### Listed entries
· · ·

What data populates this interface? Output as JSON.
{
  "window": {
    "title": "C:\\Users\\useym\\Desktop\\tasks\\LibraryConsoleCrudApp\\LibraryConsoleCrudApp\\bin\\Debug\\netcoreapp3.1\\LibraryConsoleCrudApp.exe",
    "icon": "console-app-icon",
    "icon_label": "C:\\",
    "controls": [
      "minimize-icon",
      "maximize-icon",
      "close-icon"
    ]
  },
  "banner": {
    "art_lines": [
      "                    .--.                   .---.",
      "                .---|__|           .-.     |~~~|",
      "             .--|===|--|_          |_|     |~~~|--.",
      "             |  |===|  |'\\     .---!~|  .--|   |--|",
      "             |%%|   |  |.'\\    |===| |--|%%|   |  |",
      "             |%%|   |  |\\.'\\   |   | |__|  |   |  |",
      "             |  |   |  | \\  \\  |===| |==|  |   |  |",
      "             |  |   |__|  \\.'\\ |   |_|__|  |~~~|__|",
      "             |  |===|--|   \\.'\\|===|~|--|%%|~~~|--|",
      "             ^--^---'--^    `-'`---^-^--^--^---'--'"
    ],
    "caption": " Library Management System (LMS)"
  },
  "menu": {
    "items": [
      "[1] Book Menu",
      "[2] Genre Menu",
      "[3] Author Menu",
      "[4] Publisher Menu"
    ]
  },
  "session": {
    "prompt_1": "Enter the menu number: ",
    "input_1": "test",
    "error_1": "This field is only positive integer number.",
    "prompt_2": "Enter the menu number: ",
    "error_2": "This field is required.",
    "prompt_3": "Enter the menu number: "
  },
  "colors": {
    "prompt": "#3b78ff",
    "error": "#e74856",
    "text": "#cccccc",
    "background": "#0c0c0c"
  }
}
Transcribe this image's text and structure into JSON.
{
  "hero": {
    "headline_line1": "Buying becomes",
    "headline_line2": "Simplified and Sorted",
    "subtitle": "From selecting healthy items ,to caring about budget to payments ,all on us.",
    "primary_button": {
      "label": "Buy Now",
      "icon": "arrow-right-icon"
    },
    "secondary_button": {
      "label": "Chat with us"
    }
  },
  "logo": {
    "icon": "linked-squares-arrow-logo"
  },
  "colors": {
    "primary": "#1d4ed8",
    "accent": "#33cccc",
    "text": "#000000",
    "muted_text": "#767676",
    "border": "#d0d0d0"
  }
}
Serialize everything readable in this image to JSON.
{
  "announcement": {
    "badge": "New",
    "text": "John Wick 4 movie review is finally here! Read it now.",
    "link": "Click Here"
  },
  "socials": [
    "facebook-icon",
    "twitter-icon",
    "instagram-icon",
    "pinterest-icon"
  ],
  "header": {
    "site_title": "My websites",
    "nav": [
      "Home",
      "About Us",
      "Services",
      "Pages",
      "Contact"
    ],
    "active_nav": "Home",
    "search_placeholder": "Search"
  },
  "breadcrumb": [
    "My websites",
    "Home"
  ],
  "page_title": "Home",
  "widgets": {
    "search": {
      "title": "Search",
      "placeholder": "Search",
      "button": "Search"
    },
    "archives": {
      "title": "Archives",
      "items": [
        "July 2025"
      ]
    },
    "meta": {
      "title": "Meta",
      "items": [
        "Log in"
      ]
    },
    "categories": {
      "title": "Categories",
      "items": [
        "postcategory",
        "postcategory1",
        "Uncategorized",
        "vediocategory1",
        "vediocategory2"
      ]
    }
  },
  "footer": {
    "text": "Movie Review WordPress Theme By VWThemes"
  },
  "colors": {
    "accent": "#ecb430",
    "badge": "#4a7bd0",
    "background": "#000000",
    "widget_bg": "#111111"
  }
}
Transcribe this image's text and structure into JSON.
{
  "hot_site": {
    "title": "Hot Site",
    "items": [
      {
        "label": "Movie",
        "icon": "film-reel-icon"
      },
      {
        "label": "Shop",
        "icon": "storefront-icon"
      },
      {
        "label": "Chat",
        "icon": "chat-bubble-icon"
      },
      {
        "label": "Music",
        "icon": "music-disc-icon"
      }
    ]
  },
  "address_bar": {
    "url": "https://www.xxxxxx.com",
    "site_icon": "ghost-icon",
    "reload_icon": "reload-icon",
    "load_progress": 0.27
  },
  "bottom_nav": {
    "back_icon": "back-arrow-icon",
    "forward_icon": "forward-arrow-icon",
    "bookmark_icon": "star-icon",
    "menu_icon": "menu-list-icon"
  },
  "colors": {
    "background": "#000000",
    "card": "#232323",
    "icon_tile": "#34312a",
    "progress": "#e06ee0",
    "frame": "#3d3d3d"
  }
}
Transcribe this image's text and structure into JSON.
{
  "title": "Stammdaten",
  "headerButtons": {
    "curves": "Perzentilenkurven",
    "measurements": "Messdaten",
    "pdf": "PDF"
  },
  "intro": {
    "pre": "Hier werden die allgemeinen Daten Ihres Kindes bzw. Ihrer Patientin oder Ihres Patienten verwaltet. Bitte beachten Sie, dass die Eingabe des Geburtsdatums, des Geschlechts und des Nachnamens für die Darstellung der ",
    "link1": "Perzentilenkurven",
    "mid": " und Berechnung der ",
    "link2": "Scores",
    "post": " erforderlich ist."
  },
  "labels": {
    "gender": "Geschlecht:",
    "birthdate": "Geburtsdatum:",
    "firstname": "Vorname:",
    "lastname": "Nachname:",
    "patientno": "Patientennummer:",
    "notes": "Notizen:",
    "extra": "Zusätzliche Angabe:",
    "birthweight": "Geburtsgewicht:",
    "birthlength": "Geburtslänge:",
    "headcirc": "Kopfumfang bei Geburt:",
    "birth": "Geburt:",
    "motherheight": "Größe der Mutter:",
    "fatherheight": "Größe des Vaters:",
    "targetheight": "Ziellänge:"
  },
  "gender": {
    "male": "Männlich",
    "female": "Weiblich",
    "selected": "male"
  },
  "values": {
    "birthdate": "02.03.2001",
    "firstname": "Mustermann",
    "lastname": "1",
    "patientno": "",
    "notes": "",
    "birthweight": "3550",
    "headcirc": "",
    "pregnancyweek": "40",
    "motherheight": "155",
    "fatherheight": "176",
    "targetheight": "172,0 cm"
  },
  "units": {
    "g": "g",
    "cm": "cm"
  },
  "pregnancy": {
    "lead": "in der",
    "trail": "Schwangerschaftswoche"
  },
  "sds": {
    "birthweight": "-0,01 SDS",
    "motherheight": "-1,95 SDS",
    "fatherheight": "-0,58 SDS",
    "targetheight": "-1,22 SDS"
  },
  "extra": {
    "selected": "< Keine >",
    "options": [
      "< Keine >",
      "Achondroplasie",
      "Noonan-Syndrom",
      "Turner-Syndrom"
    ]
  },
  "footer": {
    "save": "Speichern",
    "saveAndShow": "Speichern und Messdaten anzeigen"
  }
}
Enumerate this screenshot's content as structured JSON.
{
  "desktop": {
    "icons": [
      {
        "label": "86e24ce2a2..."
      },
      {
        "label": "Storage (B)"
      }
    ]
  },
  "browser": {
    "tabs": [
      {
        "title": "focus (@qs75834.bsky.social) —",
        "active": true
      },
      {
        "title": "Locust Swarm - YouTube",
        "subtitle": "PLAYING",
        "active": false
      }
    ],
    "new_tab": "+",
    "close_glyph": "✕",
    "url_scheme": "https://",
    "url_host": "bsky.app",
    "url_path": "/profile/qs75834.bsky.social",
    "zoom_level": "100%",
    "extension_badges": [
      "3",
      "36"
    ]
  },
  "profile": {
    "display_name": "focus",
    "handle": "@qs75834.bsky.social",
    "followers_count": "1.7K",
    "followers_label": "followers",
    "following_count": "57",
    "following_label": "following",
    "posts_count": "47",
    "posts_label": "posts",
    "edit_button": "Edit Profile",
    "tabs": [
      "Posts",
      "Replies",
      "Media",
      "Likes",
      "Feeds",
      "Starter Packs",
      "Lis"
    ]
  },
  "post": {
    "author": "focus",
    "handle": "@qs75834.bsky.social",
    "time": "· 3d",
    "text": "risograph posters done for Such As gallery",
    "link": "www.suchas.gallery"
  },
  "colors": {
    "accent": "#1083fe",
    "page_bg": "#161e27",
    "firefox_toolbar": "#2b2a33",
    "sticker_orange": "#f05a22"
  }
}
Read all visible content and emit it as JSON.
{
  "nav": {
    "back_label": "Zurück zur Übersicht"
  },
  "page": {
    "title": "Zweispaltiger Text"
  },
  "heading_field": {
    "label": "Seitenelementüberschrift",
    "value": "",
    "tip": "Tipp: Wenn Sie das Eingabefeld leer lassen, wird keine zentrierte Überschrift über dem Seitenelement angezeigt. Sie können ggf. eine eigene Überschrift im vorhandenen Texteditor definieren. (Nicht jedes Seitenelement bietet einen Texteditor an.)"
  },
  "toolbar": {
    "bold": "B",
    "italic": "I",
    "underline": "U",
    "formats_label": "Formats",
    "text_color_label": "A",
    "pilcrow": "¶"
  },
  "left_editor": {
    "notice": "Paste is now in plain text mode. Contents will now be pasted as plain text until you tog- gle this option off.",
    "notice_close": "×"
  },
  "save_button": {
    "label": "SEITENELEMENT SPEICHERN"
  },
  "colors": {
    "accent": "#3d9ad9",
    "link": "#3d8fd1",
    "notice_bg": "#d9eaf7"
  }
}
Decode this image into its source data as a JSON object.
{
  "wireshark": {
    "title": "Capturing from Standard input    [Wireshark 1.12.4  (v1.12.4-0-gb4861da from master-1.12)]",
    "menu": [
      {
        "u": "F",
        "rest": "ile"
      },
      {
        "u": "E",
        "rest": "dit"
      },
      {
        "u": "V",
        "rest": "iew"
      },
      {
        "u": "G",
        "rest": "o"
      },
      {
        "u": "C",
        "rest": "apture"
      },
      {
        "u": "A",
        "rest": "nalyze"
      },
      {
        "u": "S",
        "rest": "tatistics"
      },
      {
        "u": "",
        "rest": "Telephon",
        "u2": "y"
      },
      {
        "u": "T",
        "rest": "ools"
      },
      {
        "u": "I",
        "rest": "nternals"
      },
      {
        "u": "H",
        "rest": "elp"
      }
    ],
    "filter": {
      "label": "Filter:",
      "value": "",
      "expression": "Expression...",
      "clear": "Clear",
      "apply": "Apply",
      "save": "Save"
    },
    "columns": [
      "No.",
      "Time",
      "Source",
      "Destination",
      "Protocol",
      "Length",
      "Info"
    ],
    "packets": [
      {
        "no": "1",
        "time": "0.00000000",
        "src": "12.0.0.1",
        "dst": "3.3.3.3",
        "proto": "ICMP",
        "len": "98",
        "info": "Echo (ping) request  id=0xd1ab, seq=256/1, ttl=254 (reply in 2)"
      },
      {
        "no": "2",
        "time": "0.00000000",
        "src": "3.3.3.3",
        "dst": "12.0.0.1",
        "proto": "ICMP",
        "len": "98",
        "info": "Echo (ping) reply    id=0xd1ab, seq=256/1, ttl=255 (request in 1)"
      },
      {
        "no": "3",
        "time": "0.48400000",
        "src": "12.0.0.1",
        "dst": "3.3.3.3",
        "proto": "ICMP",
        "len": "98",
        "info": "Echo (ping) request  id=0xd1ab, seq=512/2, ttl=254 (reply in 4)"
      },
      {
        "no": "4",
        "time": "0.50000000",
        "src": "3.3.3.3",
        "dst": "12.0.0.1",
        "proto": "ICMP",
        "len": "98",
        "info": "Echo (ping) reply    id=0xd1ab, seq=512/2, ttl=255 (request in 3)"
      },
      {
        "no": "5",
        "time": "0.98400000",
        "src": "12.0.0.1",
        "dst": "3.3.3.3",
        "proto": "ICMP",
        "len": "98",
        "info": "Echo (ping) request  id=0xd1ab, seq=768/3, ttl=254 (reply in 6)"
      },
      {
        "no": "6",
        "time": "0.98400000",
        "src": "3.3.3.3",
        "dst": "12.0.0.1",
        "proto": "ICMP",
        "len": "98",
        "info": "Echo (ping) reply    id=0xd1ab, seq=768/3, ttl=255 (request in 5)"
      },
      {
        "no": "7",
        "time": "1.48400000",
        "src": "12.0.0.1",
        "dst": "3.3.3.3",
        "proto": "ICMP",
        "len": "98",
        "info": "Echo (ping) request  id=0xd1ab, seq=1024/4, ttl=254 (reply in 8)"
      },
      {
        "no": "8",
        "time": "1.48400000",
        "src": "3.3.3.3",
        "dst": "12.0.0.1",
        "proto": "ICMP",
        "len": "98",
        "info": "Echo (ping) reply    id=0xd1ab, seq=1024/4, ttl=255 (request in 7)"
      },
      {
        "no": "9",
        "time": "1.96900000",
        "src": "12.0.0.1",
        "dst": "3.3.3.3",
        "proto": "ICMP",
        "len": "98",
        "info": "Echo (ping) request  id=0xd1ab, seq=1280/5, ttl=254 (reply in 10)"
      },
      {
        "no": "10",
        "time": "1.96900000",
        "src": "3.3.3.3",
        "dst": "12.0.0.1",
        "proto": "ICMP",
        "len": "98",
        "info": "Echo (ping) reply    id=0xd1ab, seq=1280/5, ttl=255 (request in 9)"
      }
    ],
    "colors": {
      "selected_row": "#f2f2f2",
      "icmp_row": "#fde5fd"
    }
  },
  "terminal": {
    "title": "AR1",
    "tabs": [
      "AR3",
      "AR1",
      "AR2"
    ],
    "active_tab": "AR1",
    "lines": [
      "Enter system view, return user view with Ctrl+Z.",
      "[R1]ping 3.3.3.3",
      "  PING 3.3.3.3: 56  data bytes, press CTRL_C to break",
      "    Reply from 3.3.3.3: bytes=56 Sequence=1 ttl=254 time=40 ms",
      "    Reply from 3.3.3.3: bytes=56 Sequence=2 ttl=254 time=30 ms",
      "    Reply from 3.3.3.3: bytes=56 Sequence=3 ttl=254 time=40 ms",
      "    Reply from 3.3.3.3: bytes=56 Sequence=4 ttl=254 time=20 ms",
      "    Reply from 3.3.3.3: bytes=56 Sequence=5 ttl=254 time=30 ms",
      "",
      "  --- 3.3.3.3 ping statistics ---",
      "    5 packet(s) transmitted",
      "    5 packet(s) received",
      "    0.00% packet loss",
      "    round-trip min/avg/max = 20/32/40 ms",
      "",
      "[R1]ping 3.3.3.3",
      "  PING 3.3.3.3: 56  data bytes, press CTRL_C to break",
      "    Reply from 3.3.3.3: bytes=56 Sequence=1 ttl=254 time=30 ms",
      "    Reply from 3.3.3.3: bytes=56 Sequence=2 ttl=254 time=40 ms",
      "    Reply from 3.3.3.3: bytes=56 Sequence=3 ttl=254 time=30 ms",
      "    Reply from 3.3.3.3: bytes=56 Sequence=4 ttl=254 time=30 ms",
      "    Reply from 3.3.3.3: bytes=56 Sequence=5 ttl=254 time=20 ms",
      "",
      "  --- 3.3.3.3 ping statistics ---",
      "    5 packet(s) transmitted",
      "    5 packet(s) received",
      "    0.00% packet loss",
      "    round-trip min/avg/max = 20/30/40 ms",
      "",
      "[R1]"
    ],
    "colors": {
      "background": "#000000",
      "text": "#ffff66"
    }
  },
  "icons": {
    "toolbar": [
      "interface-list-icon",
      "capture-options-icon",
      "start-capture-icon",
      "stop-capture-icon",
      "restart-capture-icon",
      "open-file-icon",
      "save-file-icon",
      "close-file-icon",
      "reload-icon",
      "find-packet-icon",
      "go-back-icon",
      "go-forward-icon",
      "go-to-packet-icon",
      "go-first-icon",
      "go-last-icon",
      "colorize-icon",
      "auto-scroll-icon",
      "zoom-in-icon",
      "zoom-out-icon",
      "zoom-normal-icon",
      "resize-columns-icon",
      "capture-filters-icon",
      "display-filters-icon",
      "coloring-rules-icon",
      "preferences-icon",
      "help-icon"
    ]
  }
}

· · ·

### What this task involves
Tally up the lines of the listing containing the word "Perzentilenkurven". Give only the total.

### Response to this task
2